As consumers move from a centralized mass-media environment to a distributed digital media environment, the accepted methods will need to be re-examined. Marketers ahev become accustomed to travelling along the broad and comfortable highway that was mass media, where all the traffic flowed in one direction and got to its destination with remarkable efficiency. That highway has now been joined by millions of arterial roadways with off-ramps and on-ramps and with traffic streaming in all directions at once. Navigating these congested pathways will require a new kind of vehicle and a new set of skills.
How politics has the power to turn marketing on its head
Gringos in the Garbage
Looks like the port has been approved to expand later this year and in 2018
Several large areas of concern regarding this proposed development:
It would reduce the water area of the Vancouver harbor by 8.2 hectares or 20.26 acres – this at a time when they also want to increase the oil tanker movement through this busy harbor area of sea bus crossings, grain ships, container ships and so forth – they want to increase the frequency of tanker movements from 1 every 7 days, to 1 every day!!!
Who is behind this application? Although Centerm is supposed to be the operator, the principal behind this is DP World Vancouver. Sounds local right? Dead wrong – it’s a Dubai based company. Do we really want this situation?
The Alzheimer Society Music Project
The Alzheimer Society Music Project was created in response to overwhelming evidence showing the beneficial effects of music and stimulation on people living with dementia.
Through the Music Project, personalized playlists are provided to support a person living with dementia and improve their quality of life at no cost to eligible families.
Project Participants Receive: One iPod & charging accessory, One set of over-the-ear headphones and free music setup.
Art and Decolonization: ‘This Is My Activism’
Four bold exhibitions create a new narrative around Indigenous experiences.
Heather Ramsay Today
From TheTyee 2017.01.30

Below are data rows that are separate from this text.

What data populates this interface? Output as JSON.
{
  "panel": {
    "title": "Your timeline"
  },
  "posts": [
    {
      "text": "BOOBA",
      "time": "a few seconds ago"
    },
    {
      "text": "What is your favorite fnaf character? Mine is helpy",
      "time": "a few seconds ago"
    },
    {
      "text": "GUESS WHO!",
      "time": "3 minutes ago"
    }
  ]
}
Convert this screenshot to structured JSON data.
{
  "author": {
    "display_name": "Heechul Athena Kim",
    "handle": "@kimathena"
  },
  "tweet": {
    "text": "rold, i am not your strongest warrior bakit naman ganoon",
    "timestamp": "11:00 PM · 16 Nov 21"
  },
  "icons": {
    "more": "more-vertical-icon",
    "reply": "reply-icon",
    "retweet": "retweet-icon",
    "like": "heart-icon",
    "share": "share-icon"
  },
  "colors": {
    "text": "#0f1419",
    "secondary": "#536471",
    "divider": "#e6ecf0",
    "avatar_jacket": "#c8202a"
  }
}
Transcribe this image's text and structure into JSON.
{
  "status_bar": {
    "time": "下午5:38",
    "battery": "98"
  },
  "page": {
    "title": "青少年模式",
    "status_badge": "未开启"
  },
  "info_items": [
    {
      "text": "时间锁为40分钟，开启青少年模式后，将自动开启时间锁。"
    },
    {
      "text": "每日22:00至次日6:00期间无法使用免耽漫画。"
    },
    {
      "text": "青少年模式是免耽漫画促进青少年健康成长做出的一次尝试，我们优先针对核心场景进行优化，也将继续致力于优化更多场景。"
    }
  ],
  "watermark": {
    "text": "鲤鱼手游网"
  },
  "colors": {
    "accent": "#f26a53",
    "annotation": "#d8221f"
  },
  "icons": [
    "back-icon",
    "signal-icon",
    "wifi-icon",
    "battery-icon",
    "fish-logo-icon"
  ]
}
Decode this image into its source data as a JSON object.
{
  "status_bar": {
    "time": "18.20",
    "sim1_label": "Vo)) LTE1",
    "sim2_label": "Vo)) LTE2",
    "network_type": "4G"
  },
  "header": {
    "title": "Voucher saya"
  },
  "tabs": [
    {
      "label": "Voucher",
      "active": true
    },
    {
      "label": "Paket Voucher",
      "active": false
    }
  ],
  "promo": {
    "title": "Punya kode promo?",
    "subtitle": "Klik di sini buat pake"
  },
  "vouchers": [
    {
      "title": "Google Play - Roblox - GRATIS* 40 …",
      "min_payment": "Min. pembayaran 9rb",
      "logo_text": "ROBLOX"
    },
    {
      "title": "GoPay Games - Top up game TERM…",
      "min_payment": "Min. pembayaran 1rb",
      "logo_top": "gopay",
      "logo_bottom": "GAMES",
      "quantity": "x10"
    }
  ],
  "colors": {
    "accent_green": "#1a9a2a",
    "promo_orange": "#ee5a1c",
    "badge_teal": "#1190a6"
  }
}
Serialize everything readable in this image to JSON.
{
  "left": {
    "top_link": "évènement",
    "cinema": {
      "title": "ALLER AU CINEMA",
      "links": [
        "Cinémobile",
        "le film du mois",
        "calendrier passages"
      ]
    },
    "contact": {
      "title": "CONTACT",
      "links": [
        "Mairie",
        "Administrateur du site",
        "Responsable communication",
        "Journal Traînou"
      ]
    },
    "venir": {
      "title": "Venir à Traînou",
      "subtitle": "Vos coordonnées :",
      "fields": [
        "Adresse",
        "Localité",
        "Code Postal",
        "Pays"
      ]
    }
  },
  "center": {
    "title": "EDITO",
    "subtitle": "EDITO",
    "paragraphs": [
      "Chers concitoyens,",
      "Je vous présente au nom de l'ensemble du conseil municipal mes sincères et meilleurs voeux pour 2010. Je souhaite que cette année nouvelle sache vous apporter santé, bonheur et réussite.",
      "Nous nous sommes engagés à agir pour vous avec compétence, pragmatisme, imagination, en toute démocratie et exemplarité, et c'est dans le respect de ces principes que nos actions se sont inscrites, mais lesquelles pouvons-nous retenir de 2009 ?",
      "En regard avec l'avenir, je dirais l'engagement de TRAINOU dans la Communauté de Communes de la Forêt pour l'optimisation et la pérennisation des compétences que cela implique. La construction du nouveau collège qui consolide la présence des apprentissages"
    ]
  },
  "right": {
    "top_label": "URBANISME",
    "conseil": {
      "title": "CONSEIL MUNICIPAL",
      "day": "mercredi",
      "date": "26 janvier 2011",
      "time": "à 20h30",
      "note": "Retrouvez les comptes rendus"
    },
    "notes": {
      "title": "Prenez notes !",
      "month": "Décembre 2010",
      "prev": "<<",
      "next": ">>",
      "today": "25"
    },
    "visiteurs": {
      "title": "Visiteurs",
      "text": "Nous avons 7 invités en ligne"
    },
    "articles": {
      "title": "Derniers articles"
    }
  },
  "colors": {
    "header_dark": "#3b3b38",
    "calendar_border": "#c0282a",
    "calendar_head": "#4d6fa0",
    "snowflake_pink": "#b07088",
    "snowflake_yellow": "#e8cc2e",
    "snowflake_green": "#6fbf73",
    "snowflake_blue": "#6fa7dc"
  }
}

Heather Ramsay is based in the Fraser Valley. Her writing has appeared in The Tyee, Maisonneuve, Vancouver Review, Room, the Globe and Mail and Canada’s History magazine.
Fake Reviews – CBC Marketplace
Fake video testimonials: Inside the world of fake reviews